A copy of the listing below is needed, exact in every line and without images.

________________________

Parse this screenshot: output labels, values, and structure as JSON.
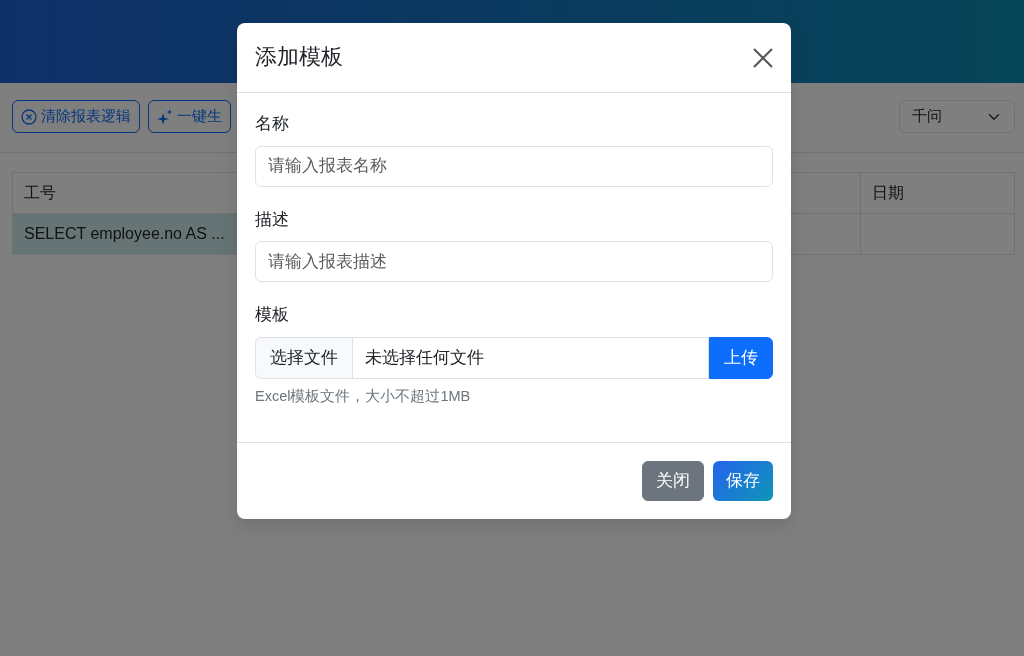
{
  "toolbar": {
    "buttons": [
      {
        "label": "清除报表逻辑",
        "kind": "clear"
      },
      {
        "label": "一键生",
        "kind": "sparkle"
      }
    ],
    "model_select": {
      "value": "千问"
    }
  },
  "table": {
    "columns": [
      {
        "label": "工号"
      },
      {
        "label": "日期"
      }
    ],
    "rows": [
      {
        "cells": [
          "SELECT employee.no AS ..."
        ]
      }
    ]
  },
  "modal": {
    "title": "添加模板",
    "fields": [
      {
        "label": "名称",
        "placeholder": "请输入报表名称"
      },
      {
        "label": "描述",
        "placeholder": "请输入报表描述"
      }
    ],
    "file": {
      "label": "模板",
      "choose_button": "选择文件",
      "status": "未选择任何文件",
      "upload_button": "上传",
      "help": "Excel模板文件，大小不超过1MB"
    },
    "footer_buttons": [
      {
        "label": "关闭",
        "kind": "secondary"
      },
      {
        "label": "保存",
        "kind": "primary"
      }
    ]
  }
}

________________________

**RESPONSE AREA:**
Parse this screenshot: output labels, values, and structure as JSON.
{
  "toolbar": {
    "buttons": [
      {
        "label": "清除报表逻辑",
        "kind": "clear"
      },
      {
        "label": "一键生",
        "kind": "sparkle"
      }
    ],
    "model_select": {
      "value": "千问"
    }
  },
  "table": {
    "columns": [
      {
        "label": "工号"
      },
      {
        "label": "日期"
      }
    ],
    "rows": [
      {
        "cells": [
          "SELECT employee.no AS ..."
        ]
      }
    ]
  },
  "modal": {
    "title": "添加模板",
    "fields": [
      {
        "label": "名称",
        "placeholder": "请输入报表名称"
      },
      {
        "label": "描述",
        "placeholder": "请输入报表描述"
      }
    ],
    "file": {
      "label": "模板",
      "choose_button": "选择文件",
      "status": "未选择任何文件",
      "upload_button": "上传",
      "help": "Excel模板文件，大小不超过1MB"
    },
    "footer_buttons": [
      {
        "label": "关闭",
        "kind": "secondary"
      },
      {
        "label": "保存",
        "kind": "primary"
      }
    ]
  }
}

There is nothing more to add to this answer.